There officially may be a slight aquatic horror renissance on the way. With TheMeg, 47 MetersUncaged, Crawl, ThePool landing in quick succession, this seems like an obvious call. Yet it isn’t just the known creatures that make the subgenre so interesting. No, it’s the unearthly horrors or aliens or ancient being that exist in the ocean floor that makes for compelling popcorn fare. Which is why, even with it’s many faults and issues, Underwater proves to be something of an enjoyable ride.
Deep deep deep in the Mariana Trench sits a giant technical marvel: a drill station. Much like with space the employees here work in several month stretches, lest their mental state take a toll. That’s what makes a pessimist like mechanical engineer like Nora (a bleach-blinde buzz cut Kristen Stewart), perfect for the gig. In the midst of brushing her teeth one day, the station is hit by a catastrophic earthquake, sending here & co-worker fleeing for their lives. While the two are able to meet up with other survivors, the situation is dire. Their own chance of survival is to trek 2 miles, with limited visibility, across the ocean floor to the mega drill sight.
Of course, some manner of evil creatures, who may or may not have be involved in the aforementioned earthquake, just happen to waiting for the crew to step outside. No big deal.
No one would ever accuse Underwater of undercutting it’s characters, but they feel vaugely “stock-variety”. Roughly sketched archtypes ripw for the picking. There’s Rodrigo (Mamoudou Athie), the somewhat new guy. Lucien (Vincent Cassel), the hardened but caring captain. Fellow engineer and close friend of Nora’s, Liam (John Gallagher Jr) and his biologist girlfriend Emily (Jessica Henwick). That just leaves Paul, a T.J. Miller type…played by T.J. Miller. No one really gets any development outside of Nora, which is understandable as she’s the central protagonist. Stewart is well suited for the role, conveying the ever building tension, dread, desperation, dismay and eventual inner strength, without it ever feeling hammy or forces.

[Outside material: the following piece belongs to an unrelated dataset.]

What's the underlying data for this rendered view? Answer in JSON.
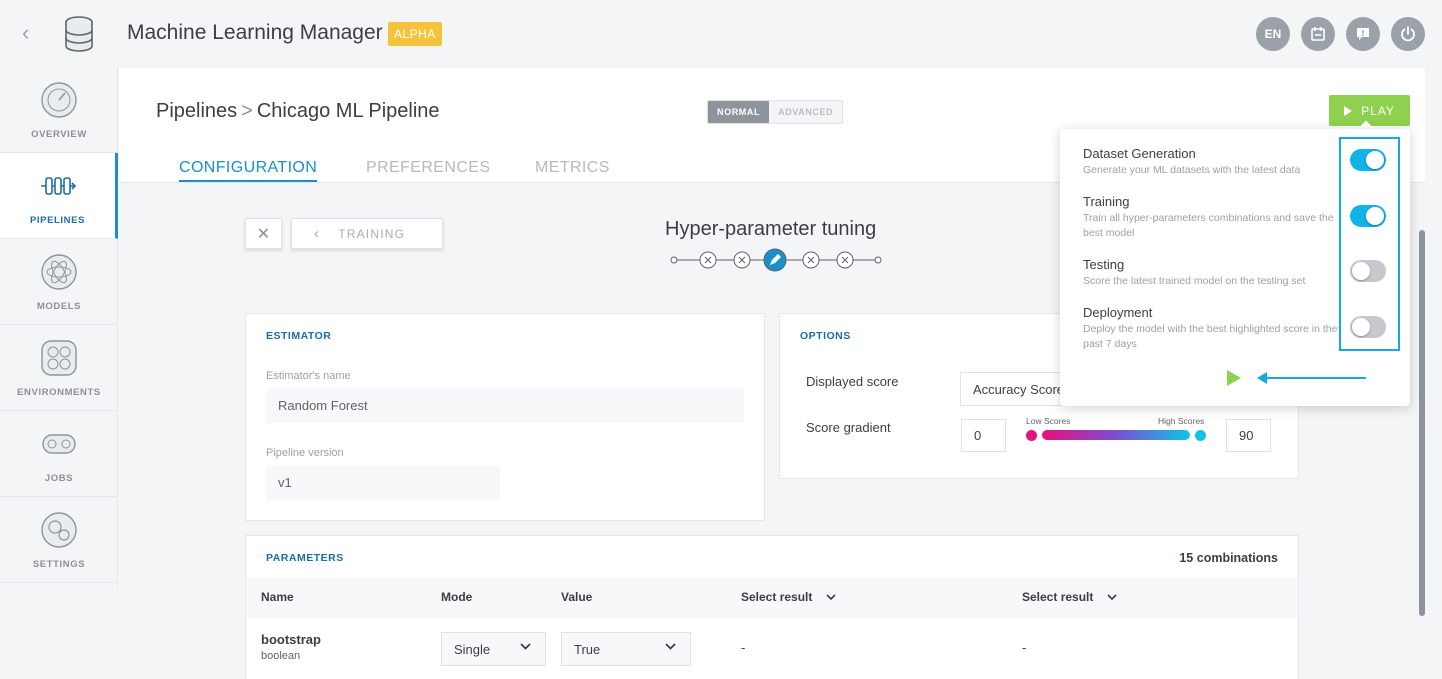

What makes underwater captivating for the majority of the tight 96 minute runtime, is the technical facets on display. Cinematographer Bojan Bazelli (A Cure For Wellness, The Ring), production designer Naaman Marshall and visual effects by MPC truly are the unsung heroes of this pressure cooker. The inside of the main rig and it’s numerous outposts is decidely retro future. Stark bland color schemes that slowly grow brighter and more mechanical, with each location that’s visited. shifts his focus from helmet povs to long sweeping shorts, as well as tight cramped movements, that make the murky depths easy to navigate. It’s an impressive feat, making so much, with relatively so little space.
Then there are the aquatic beasties, if that’s even the right moniker for them. Moving in dirt and shadows they’re difficult to make out, at first. Yet with each subsequent encounter their design becomes clearer and clearer. Garnering more appreciation in the complexity and grotesquery that goes into their form. Only then to be outdone by a stunning and awe-inspiring climax, that may just be the best reason to recommend seeing this in a theater. Even if what has to be waded through to get there, feels overly predictable.
Part of the disconnect between visuals and story execution, comes in the form of Miller. His brand of comic relief feels at odds with a movie about claustraphobia, silence and pressure. Mostly that he’s a vaccum sucking up all the oxygen and attention when he speaks. Director William Eubank (The Signal) and screenwriters Adam Cozad & Brian Duffield (The Babysitter) betray the existence of quieter moments of suspense, by having Miller quip the second they crop up. Instead of introspection or letting the weight of a scene carry out, a joke buts in. At first it’s merely distracting. Then it grows into a continued annoyance. Removing him would go a long way to tighten the picture. eliminating a few miscalculations, in a film marred by silly missteps.
At it’s heart, Underwater is straight up weird. It fetishises Stewart’s industrial underwear. Obsesses over a stuffed bunny rabbit as if it holds the cure to cancer. The dialog seems unfinished. As it were either written in a hurry or never truly thought out. The baddies seem shallowly defined and never really expanded upon, even from a hypothetical standpoint. It also, against all odds, manages to supply ample enjoyment in terms of visual splendor. That’ll be the main take away from most people. Even more so if you’re able to kick back and take things in on the lowest lever possible. That shouldn’t be a caveaut though. If you’re in the mood for a quick acqatic creature feature, you could do far worse than Underwater. The problem is, the last few years have much better options to choose from, in that genre.
‘Underwater’ Is A Mildly Entertaining Visually Stunning Rehash Of Horrors Seen Before